About this exercise: Each line containing the word "Accounts" must be copied from the material below.

Excerpted data:
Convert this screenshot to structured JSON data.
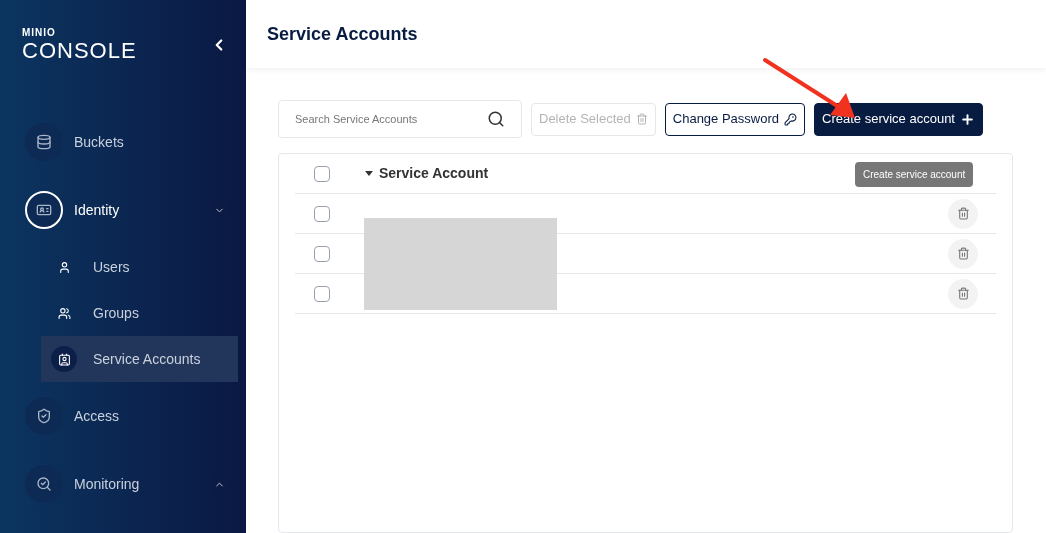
{
  "logo": {
    "top": "MINIO",
    "bottom": "CONSOLE"
  },
  "sidebar": {
    "items": [
      {
        "label": "Buckets",
        "selected": false
      },
      {
        "label": "Identity",
        "selected": true,
        "expanded": true,
        "children": [
          {
            "label": "Users",
            "selected": false
          },
          {
            "label": "Groups",
            "selected": false
          },
          {
            "label": "Service Accounts",
            "selected": true
          }
        ]
      },
      {
        "label": "Access",
        "selected": false
      },
      {
        "label": "Monitoring",
        "selected": false,
        "expanded": false
      }
    ]
  },
  "page_title": "Service Accounts",
  "search": {
    "placeholder": "Search Service Accounts"
  },
  "buttons": [
    {
      "kind": "delete",
      "label": "Delete Selected",
      "disabled": true
    },
    {
      "kind": "password",
      "label": "Change Password",
      "disabled": false
    },
    {
      "kind": "create",
      "label": "Create service account"
    }
  ],
  "tooltip": "Create service account",
  "table": {
    "columns": [
      "Service Account"
    ],
    "all_checked": false,
    "rows": [
      {
        "checked": false
      },
      {
        "checked": false
      },
      {
        "checked": false
      }
    ]
  }
}
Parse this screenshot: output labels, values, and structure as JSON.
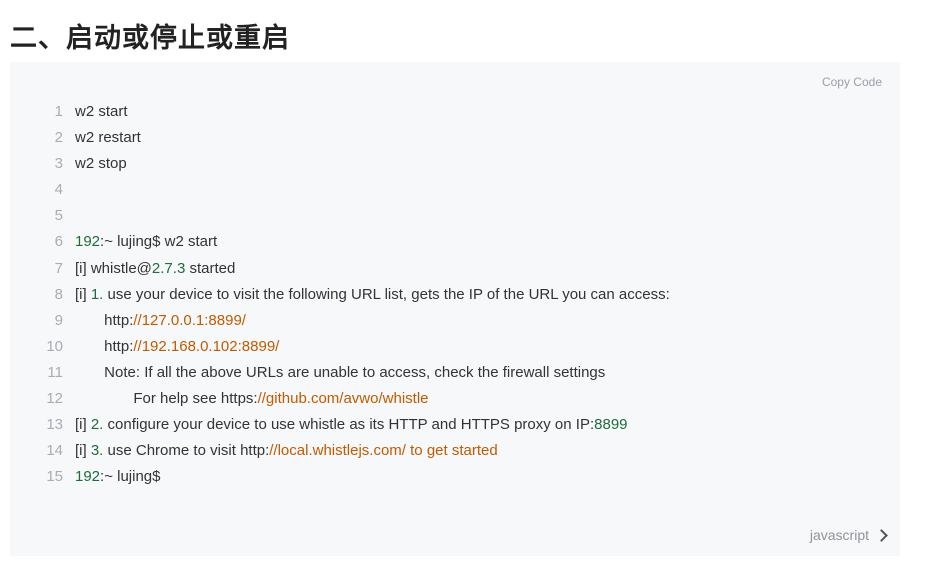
{
  "heading": "二、启动或停止或重启",
  "code_block": {
    "copy_label": "Copy Code",
    "language_label": "javascript",
    "colors": {
      "background": "#f7f8fa",
      "number": "#1f6b3a",
      "string": "#c05b00",
      "line_number": "#a8adb3",
      "text": "#333333"
    },
    "lines": [
      {
        "n": "1",
        "segments": [
          {
            "t": "w2 start",
            "c": "plain"
          }
        ]
      },
      {
        "n": "2",
        "segments": [
          {
            "t": "w2 restart",
            "c": "plain"
          }
        ]
      },
      {
        "n": "3",
        "segments": [
          {
            "t": "w2 stop",
            "c": "plain"
          }
        ]
      },
      {
        "n": "4",
        "segments": []
      },
      {
        "n": "5",
        "segments": []
      },
      {
        "n": "6",
        "segments": [
          {
            "t": "192",
            "c": "num"
          },
          {
            "t": ":~ lujing$ w2 start",
            "c": "plain"
          }
        ]
      },
      {
        "n": "7",
        "segments": [
          {
            "t": "[i] whistle@",
            "c": "plain"
          },
          {
            "t": "2.7.3",
            "c": "num"
          },
          {
            "t": " started",
            "c": "plain"
          }
        ]
      },
      {
        "n": "8",
        "segments": [
          {
            "t": "[i] ",
            "c": "plain"
          },
          {
            "t": "1.",
            "c": "num"
          },
          {
            "t": " use your device to visit the following URL list, gets the IP of the URL you can access:",
            "c": "plain"
          }
        ]
      },
      {
        "n": "9",
        "segments": [
          {
            "t": "       http:",
            "c": "plain"
          },
          {
            "t": "//127.0.0.1:8899/",
            "c": "str"
          }
        ]
      },
      {
        "n": "10",
        "segments": [
          {
            "t": "       http:",
            "c": "plain"
          },
          {
            "t": "//192.168.0.102:8899/",
            "c": "str"
          }
        ]
      },
      {
        "n": "11",
        "segments": [
          {
            "t": "       Note: If all the above URLs are unable to access, check the firewall settings",
            "c": "plain"
          }
        ]
      },
      {
        "n": "12",
        "segments": [
          {
            "t": "              For help see https:",
            "c": "plain"
          },
          {
            "t": "//github.com/avwo/whistle",
            "c": "str"
          }
        ]
      },
      {
        "n": "13",
        "segments": [
          {
            "t": "[i] ",
            "c": "plain"
          },
          {
            "t": "2.",
            "c": "num"
          },
          {
            "t": " configure your device to use whistle as its HTTP and HTTPS proxy on IP:",
            "c": "plain"
          },
          {
            "t": "8899",
            "c": "num"
          }
        ]
      },
      {
        "n": "14",
        "segments": [
          {
            "t": "[i] ",
            "c": "plain"
          },
          {
            "t": "3.",
            "c": "num"
          },
          {
            "t": " use Chrome to visit http:",
            "c": "plain"
          },
          {
            "t": "//local.whistlejs.com/ to get started",
            "c": "str"
          }
        ]
      },
      {
        "n": "15",
        "segments": [
          {
            "t": "192",
            "c": "num"
          },
          {
            "t": ":~ lujing$",
            "c": "plain"
          }
        ]
      }
    ]
  }
}
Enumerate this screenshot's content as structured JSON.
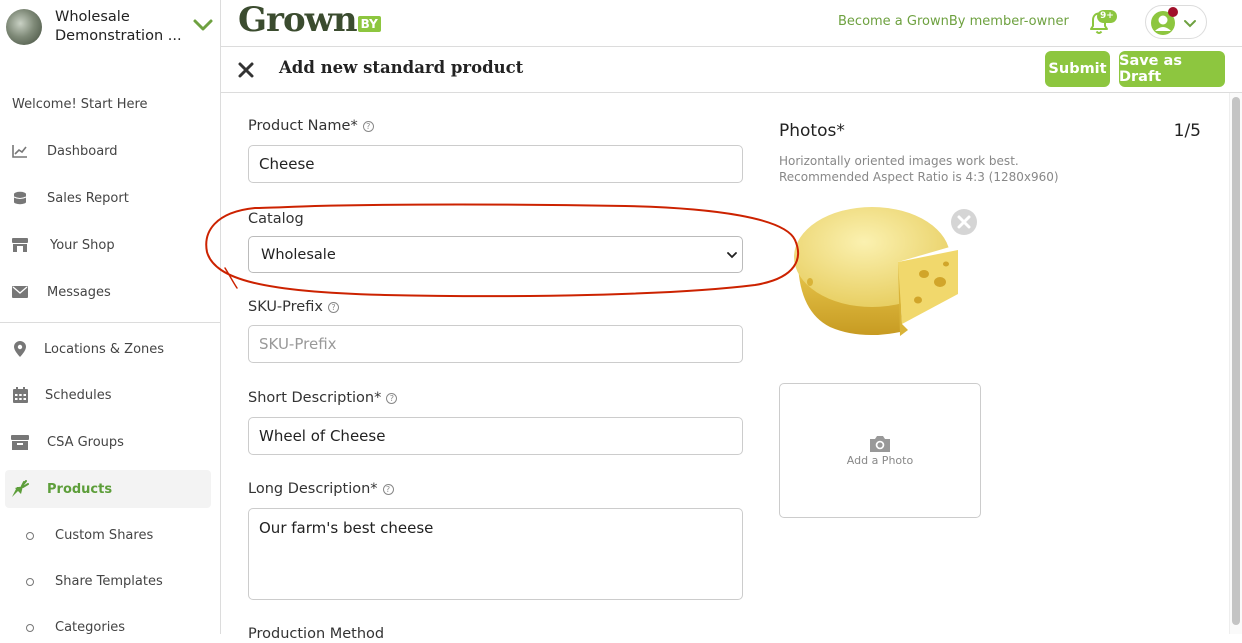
{
  "org": {
    "name_line1": "Wholesale",
    "name_line2": "Demonstration ..."
  },
  "sidebar": {
    "welcome": "Welcome! Start Here",
    "items": [
      {
        "label": "Dashboard",
        "icon": "chart-icon"
      },
      {
        "label": "Sales Report",
        "icon": "coins-icon"
      },
      {
        "label": "Your Shop",
        "icon": "store-icon"
      },
      {
        "label": "Messages",
        "icon": "envelope-icon"
      },
      {
        "label": "Locations & Zones",
        "icon": "map-pin-icon"
      },
      {
        "label": "Schedules",
        "icon": "calendar-icon"
      },
      {
        "label": "CSA Groups",
        "icon": "box-icon"
      },
      {
        "label": "Products",
        "icon": "carrot-icon"
      }
    ],
    "sub_items": [
      "Custom Shares",
      "Share Templates",
      "Categories"
    ]
  },
  "topbar": {
    "brand_main": "Grown",
    "brand_suffix": "BY",
    "member_link": "Become a GrownBy member-owner",
    "notifications_badge": "9+"
  },
  "header": {
    "title": "Add new standard product",
    "submit_label": "Submit",
    "draft_label": "Save as Draft"
  },
  "form": {
    "product_name_label": "Product Name*",
    "product_name_value": "Cheese",
    "catalog_label": "Catalog",
    "catalog_value": "Wholesale",
    "sku_label": "SKU-Prefix",
    "sku_placeholder": "SKU-Prefix",
    "short_desc_label": "Short Description*",
    "short_desc_value": "Wheel of Cheese",
    "long_desc_label": "Long Description*",
    "long_desc_value": "Our farm's best cheese",
    "next_label": "Production Method"
  },
  "photos": {
    "title": "Photos*",
    "count": "1/5",
    "hint_line1": "Horizontally oriented images work best.",
    "hint_line2": "Recommended Aspect Ratio is 4:3 (1280x960)",
    "add_label": "Add a Photo"
  },
  "colors": {
    "accent": "#8dc63f",
    "brand_dark": "#3b4c2f",
    "link": "#6ea140",
    "annotation": "#cc2200"
  }
}
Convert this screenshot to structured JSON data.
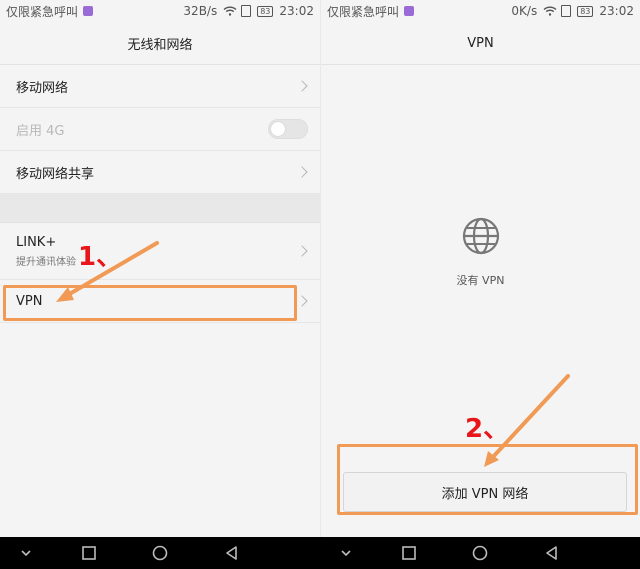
{
  "status": {
    "carrier": "仅限紧急呼叫",
    "left_speed": "32B/s",
    "right_speed": "0K/s",
    "battery": "83",
    "time": "23:02"
  },
  "left": {
    "title": "无线和网络",
    "items": [
      {
        "label": "移动网络"
      },
      {
        "label": "启用 4G"
      },
      {
        "label": "移动网络共享"
      },
      {
        "label": "LINK+",
        "sub": "提升通讯体验"
      },
      {
        "label": "VPN"
      }
    ]
  },
  "right": {
    "title": "VPN",
    "empty_text": "没有 VPN",
    "add_button": "添加 VPN 网络"
  },
  "annotations": {
    "step1": "1、",
    "step2": "2、",
    "color": "#f09a55",
    "number_color": "#e8161b"
  },
  "icons": [
    "purple-app-icon",
    "wifi-icon",
    "sim-icon",
    "battery-icon",
    "chevron-right-icon",
    "globe-icon",
    "back-icon",
    "home-icon",
    "recent-icon",
    "down-icon"
  ]
}
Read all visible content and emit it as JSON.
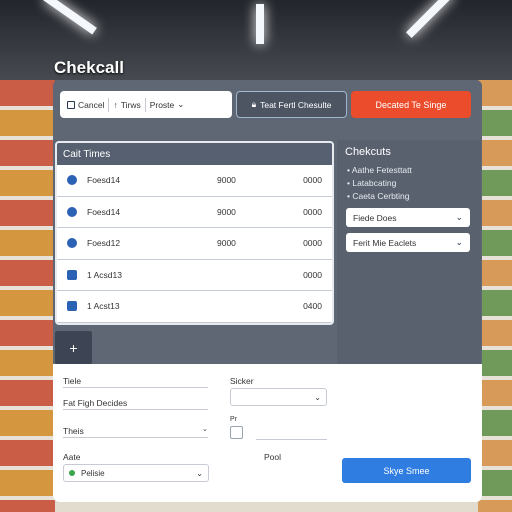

Response to the exercise:
            "label": "Service Accounts",
  "page_title": "Service Accounts",
    "placeholder": "Search Service Accounts"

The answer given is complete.